The California Supreme Court has reaffirmed the right of Discovery Channel producers and others to cull public records for programming fodder.
A San Diego County, Calif., man challenged Discovery Communications Inc., alleging that the network invaded his privacy when it identified him in an episode of The Prosecutors in 2001.
Although the plaintiff, Steve Gates, was sentenced to three years in prison as an accessory after the fact, his attorneys argued that the man has led a blameless life since the crime 12 years ago, and that he is no longer a public figure.
In its opinion -- written by associate justice Kathryn Mickle Werdegar and released Monday -- the high-court panel said the invasion-of-privacy claim was barred by the First Amendment based on the use by producers of public records. Free-publication rights apply to journalists just as well as to "historians," the court wrote.
Attorneys for the plaintiffs pointed to a 1971 U.S. Supreme Court case, where justices said that the rights of an unfettered press might be trumped by the rights of a felon seeking to begin a new life. But the California court said that ruling has been "fatally undermined" in several subsequent legal challenges, which have found that media have a right to use information in the public record.

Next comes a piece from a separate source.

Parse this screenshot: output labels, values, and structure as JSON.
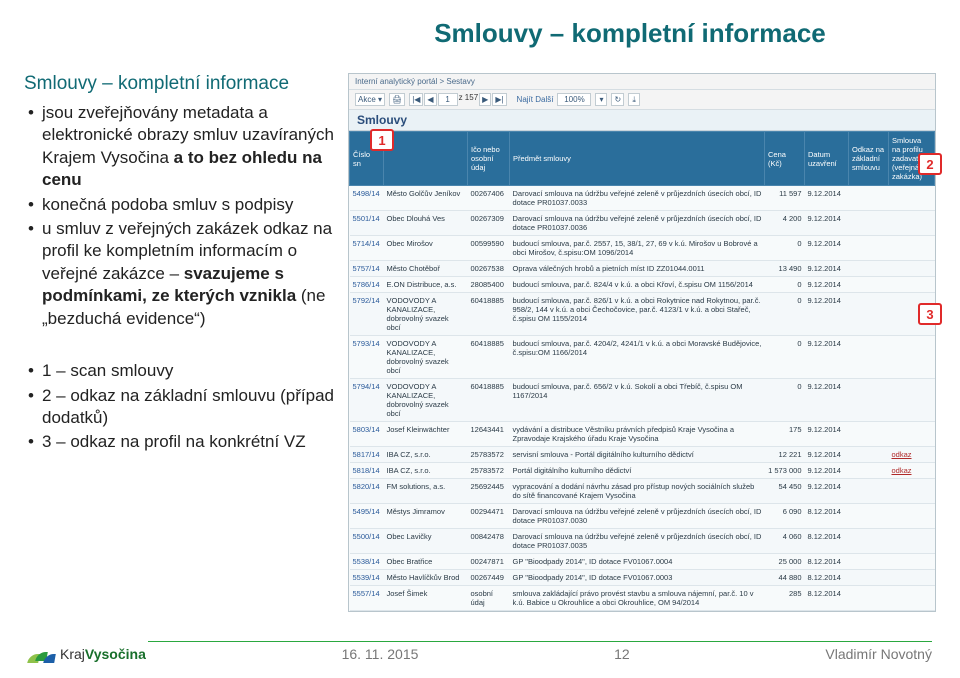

The California court panel said it was reluctant to make public records generally available, then punish the press for using them. Such action would lead to "timidity and self-censorship," the decision said.